*Records drawn from a dataset*
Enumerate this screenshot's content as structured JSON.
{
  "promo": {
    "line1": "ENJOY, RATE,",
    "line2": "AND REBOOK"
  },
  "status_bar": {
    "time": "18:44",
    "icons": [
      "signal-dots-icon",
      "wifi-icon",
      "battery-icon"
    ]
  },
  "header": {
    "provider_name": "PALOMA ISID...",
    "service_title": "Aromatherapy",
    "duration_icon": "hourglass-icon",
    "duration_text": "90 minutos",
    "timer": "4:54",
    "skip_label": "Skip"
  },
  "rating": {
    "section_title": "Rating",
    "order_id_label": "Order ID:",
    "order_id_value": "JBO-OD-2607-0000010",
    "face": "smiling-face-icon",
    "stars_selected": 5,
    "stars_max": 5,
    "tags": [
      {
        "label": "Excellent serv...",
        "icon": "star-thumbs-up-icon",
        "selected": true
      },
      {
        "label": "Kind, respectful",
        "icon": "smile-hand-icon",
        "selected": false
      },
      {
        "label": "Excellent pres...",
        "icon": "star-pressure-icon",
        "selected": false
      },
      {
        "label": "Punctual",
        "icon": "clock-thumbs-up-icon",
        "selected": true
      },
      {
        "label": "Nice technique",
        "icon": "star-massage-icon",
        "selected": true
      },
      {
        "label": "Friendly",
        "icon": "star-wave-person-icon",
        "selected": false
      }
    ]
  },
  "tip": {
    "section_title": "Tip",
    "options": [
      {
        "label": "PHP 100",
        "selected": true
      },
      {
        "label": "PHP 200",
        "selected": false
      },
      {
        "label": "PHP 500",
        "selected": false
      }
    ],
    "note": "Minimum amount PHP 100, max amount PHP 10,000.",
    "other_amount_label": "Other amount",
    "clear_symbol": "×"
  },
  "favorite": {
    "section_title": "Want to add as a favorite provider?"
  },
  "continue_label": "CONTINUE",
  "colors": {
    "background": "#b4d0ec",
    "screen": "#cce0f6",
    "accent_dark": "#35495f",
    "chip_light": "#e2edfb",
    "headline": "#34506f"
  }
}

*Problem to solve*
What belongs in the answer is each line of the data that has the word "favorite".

*Solution to the problem*
  "favorite": {
    "section_title": "Want to add as a favorite provider?"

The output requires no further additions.